The BBC is reporting that prime minister David Cameron is introducing new measures that will block all ‘online pornography’ from UK households. The block will initiate at the level of the Internet service provider (ISP), and will be a default setting unless customers specifically opt out to enable this content. Cameron is also calling for ‘horrific’ search terms (including “rape pornography”) to be automatically banned, for everyone.
The BBC’s article used generous scare quotes throughout to editorialize about how stupid this plan is. For example, on questions regarding the technical feasability of such a plan, they had this to say:
“He told the BBC he expected a ‘row’ with service providers who, he said in his speech, were ‘not doing enough to take responsibility’ despite having a ‘moral duty’ to do so. He also warned he could have to ‘force action’ by changing the law and that, if there were ‘technical obstacles’, firms should use their ‘greatest brains’ to overcome them.”
Personally—and I say this as a child educator who has routine contact with impressionable children—I am a little horrified by this proposal. The road to censorship is a slippery slope indeed, and the definition of ‘pornography’ is extremely open to debate. Yes, images depicting rape or children are indeed horrific—but those are illegal already, and their purveyors are actively pursued and prosecuted under current laws.
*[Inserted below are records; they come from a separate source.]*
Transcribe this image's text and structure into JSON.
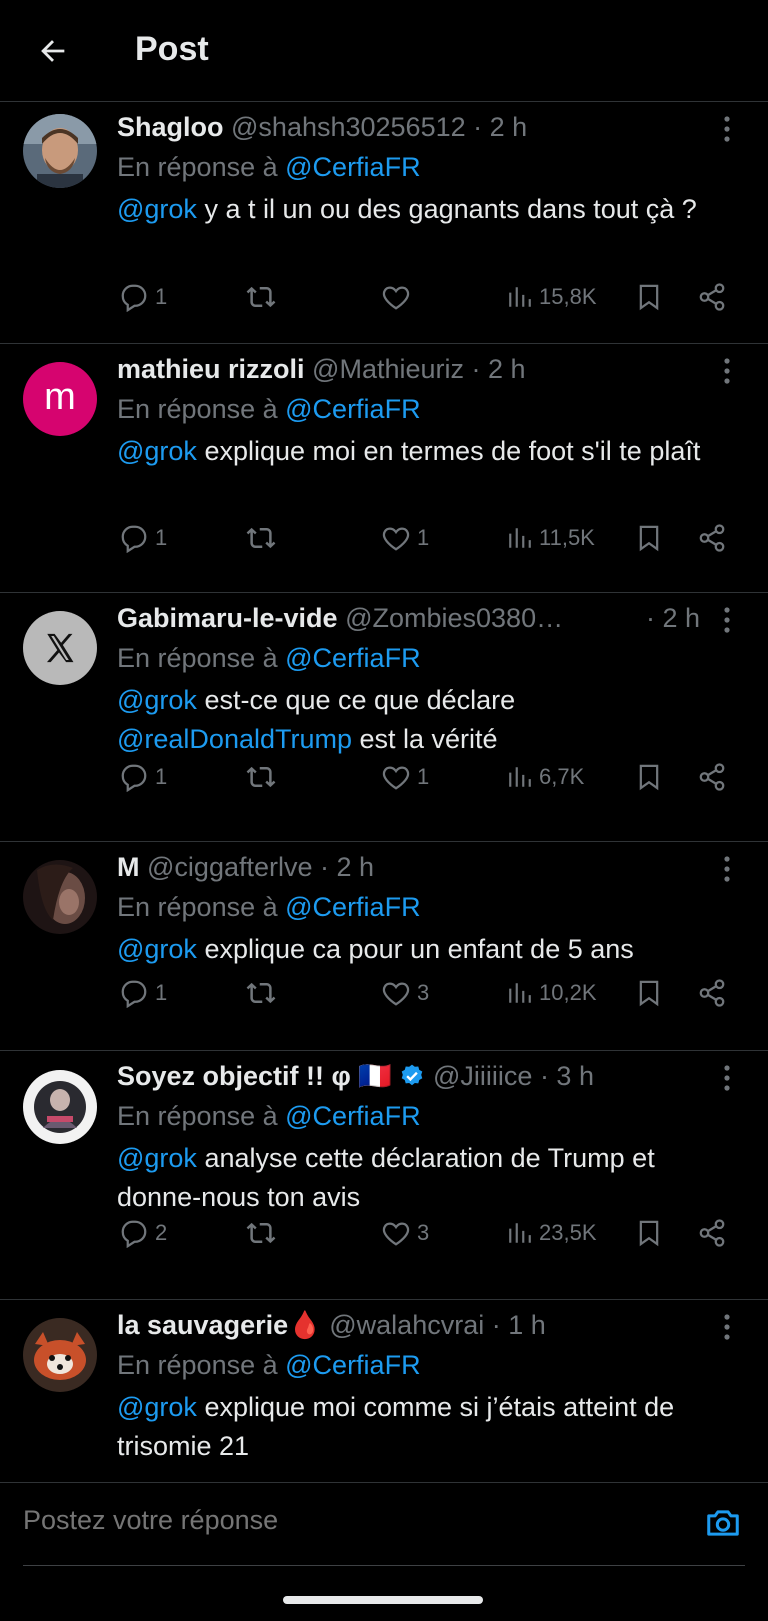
{
  "header": {
    "title": "Post"
  },
  "reply_prefix": "En réponse à",
  "tweets": [
    {
      "name": "Shagloo",
      "handle": "@shahsh30256512",
      "time": "· 2 h",
      "reply_to": "@CerfiaFR",
      "mention": "@grok",
      "text": " y a t il un ou des gagnants dans tout çà ?",
      "replies": "1",
      "retweets": "",
      "likes": "",
      "views": "15,8K"
    },
    {
      "name": "mathieu rizzoli",
      "handle": "@Mathieuriz",
      "time": "· 2 h",
      "avatar_letter": "m",
      "reply_to": "@CerfiaFR",
      "mention": "@grok",
      "text": " explique moi en termes de foot s'il te plaît",
      "replies": "1",
      "retweets": "",
      "likes": "1",
      "views": "11,5K"
    },
    {
      "name": "Gabimaru-le-vide",
      "handle": "@Zombies0380…",
      "time": "· 2 h",
      "reply_to": "@CerfiaFR",
      "mention": "@grok",
      "text": " est-ce que ce que déclare ",
      "mention2": "@realDonaldTrump",
      "text2": " est la vérité",
      "replies": "1",
      "retweets": "",
      "likes": "1",
      "views": "6,7K"
    },
    {
      "name": "M",
      "handle": "@ciggafterlve",
      "time": "· 2 h",
      "reply_to": "@CerfiaFR",
      "mention": "@grok",
      "text": " explique ca pour un enfant de 5 ans",
      "replies": "1",
      "retweets": "",
      "likes": "3",
      "views": "10,2K"
    },
    {
      "name": "Soyez objectif !! φ 🇫🇷",
      "handle": "@Jiiiiice",
      "time": "· 3 h",
      "verified": true,
      "reply_to": "@CerfiaFR",
      "mention": "@grok",
      "text": " analyse cette déclaration de Trump et donne-nous ton avis",
      "replies": "2",
      "retweets": "",
      "likes": "3",
      "views": "23,5K"
    },
    {
      "name": "la sauvagerie🩸",
      "handle": "@walahcvrai",
      "time": "· 1 h",
      "reply_to": "@CerfiaFR",
      "mention": "@grok",
      "text": " explique moi comme si j’étais atteint de trisomie 21"
    }
  ],
  "reply_bar": {
    "placeholder": "Postez votre réponse"
  },
  "colors": {
    "accent": "#1d9bf0",
    "muted": "#71767b",
    "text": "#e7e9ea",
    "divider": "#2f3336",
    "avatar_pink": "#d6046f"
  },
  "icons": [
    "back-arrow-icon",
    "more-vertical-icon",
    "reply-icon",
    "retweet-icon",
    "like-icon",
    "views-icon",
    "bookmark-icon",
    "share-icon",
    "verified-icon",
    "camera-icon"
  ]
}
And as for the ‘legal’ stuff—well, how loose is your definition going to be? Are sex education materials pornographic because they explicitly label body parts? What about information on birth control? Once you start restricting keywords, you run into all sorts of difficulties at drawing that line, and I think that’s a not-so-good path to be going down. I would rather leave legal materials available, and leave it up to each individual to monitor and manage what comes into their house.